Page and application data records:
====
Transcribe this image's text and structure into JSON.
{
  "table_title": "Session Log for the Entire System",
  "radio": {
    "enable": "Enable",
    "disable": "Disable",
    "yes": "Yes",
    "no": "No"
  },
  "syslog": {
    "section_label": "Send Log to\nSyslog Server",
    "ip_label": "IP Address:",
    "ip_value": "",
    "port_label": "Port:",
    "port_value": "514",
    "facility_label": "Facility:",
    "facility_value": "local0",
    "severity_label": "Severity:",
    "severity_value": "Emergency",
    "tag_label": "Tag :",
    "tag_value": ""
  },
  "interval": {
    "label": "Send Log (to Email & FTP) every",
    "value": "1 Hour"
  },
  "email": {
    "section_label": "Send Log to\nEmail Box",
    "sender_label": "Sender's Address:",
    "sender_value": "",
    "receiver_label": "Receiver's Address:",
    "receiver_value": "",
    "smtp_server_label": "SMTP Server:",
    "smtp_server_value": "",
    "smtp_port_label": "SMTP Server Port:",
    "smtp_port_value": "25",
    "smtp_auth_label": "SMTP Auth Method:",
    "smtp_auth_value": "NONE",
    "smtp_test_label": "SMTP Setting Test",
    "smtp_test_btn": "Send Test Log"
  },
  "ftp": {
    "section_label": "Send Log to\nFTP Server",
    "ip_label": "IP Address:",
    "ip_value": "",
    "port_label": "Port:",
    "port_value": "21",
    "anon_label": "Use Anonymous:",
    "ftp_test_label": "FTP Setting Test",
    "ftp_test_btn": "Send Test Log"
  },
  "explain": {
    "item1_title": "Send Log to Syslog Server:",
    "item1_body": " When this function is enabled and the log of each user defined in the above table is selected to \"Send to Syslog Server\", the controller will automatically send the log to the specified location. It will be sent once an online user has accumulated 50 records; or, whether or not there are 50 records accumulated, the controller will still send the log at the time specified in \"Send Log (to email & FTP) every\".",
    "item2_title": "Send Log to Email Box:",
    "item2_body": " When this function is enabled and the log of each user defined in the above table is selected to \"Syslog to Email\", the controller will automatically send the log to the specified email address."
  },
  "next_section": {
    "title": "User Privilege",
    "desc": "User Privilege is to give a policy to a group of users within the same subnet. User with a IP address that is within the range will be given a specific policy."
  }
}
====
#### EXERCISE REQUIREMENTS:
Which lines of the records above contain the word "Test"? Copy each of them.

#### EXPECTED OUTPUT:
    "smtp_test_label": "SMTP Setting Test",
    "smtp_test_btn": "Send Test Log"
    "ftp_test_label": "FTP Setting Test",
    "ftp_test_btn": "Send Test Log"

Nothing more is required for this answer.